Pensions Weekly Update – 28 April 2022

    View Author April 2022

    Here is our weekly summary of key legal and regulatory developments relevant to occupational pension schemes, which you might have missed, with links for further information.

    • The Office for National Statistics has published its provisional analysis of employee workplace pension participation in the UK in 2021. The participation rate is 79% (22.6 million employees) in April 2021 (up from 78% in 2020). It is noted that membership trends for 2020 and 2021 are subject to some uncertainty due to the number of employees on furlough under the COVID-19 Job Retention Scheme.
    • Recent press reports have noted the increasing risk of challenge faced by employers and trustees to provide sharia-compliant pension schemes. While for those schemes that provide defined contribution benefits, there is the option of reviewing the scheme's statement of investment principles with a view to offering members the choice of one or more sharia-compliant investments, trustees of defined benefit pension schemes may find it more difficult to provide a sharia-compliant pension scheme while continuing to act in the best interests of all members. This is especially the case where the scheme is closed to new contributions (as additional voluntary contributions have traditionally been the way to address this issue). Like environmental, social and governance investing, this is a developing area that employers and trustees alike may need to consider.
    • The Institutional Investors Group on Climate Change has launched its net zero stewardship toolkit. The aim of the toolkit is to assist investors, including pension scheme trustees and managers, to implement a successful stewardship and engagement strategy with the companies in which they invest, resulting in those companies taking the necessary action to produce net zero transition plans.
    • The PASA Cybercrime and Fraud Working Group has published guidance on pre-employment vetting for pensions administrators taking on new hires. It highlights the risk of fraudulent activity involving employees of administrators and suggests the types of pre-employment checks that can be carried out, and the information that can be verified, to mitigate this risk. It also provides guidance on weighing up whether such checks and vetting are proportionate and relevant to the level of risk associated with the position being recruited.
    • Have you seen our latest blog on the draft single code of practice? Professional support lawyer Lynn Housecroft asks “JEG or ALAPBAMAN? How Much is Enough for Pensions Single Code Compliance?”.
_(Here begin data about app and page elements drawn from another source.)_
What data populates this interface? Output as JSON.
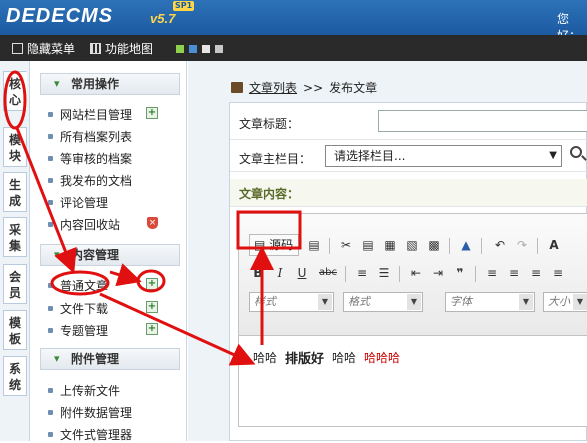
{
  "header": {
    "logo": "DEDECMS",
    "version": "v5.7",
    "version_tag": "SP1",
    "greeting": "您好："
  },
  "menubar": {
    "hide_menu": "隐藏菜单",
    "function_map": "功能地图",
    "skin_colors": [
      "#8fd14f",
      "#4a8fd6",
      "#e6e6e6",
      "#d8d8d8"
    ]
  },
  "left_tabs": [
    "核心",
    "模块",
    "生成",
    "采集",
    "会员",
    "模板",
    "系统"
  ],
  "sidebar": {
    "sections": [
      {
        "title": "常用操作",
        "items": [
          "网站栏目管理",
          "所有档案列表",
          "等审核的档案",
          "我发布的文档",
          "评论管理",
          "内容回收站"
        ]
      },
      {
        "title": "内容管理",
        "items": [
          "普通文章",
          "文件下载",
          "专题管理"
        ]
      },
      {
        "title": "附件管理",
        "items": [
          "上传新文件",
          "附件数据管理",
          "文件式管理器"
        ]
      }
    ]
  },
  "breadcrumb": {
    "link": "文章列表",
    "separator": ">>",
    "current": "发布文章"
  },
  "form": {
    "title_label": "文章标题：",
    "column_label": "文章主栏目：",
    "column_select": "请选择栏目...",
    "content_label": "文章内容："
  },
  "editor": {
    "source_button": "源码",
    "toolbar_row1": [
      "✂",
      "▤",
      "▦",
      "▧",
      "▩",
      "▲",
      "↶",
      "↷",
      "A"
    ],
    "toolbar_row2": [
      "B",
      "I",
      "U",
      "abc",
      "≡",
      "☰",
      "⇤",
      "⇥",
      "❞",
      "≡",
      "≡",
      "≡",
      "≡"
    ],
    "combo_style": "样式",
    "combo_format": "格式",
    "combo_font": "字体",
    "combo_size": "大小",
    "body": {
      "text1": "哈哈",
      "text2": "排版好",
      "text3": "哈哈",
      "text4": "哈哈哈"
    }
  }
}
    If you would like specific advice on any of these issues, or on anything else, please contact a member of our Pensions team.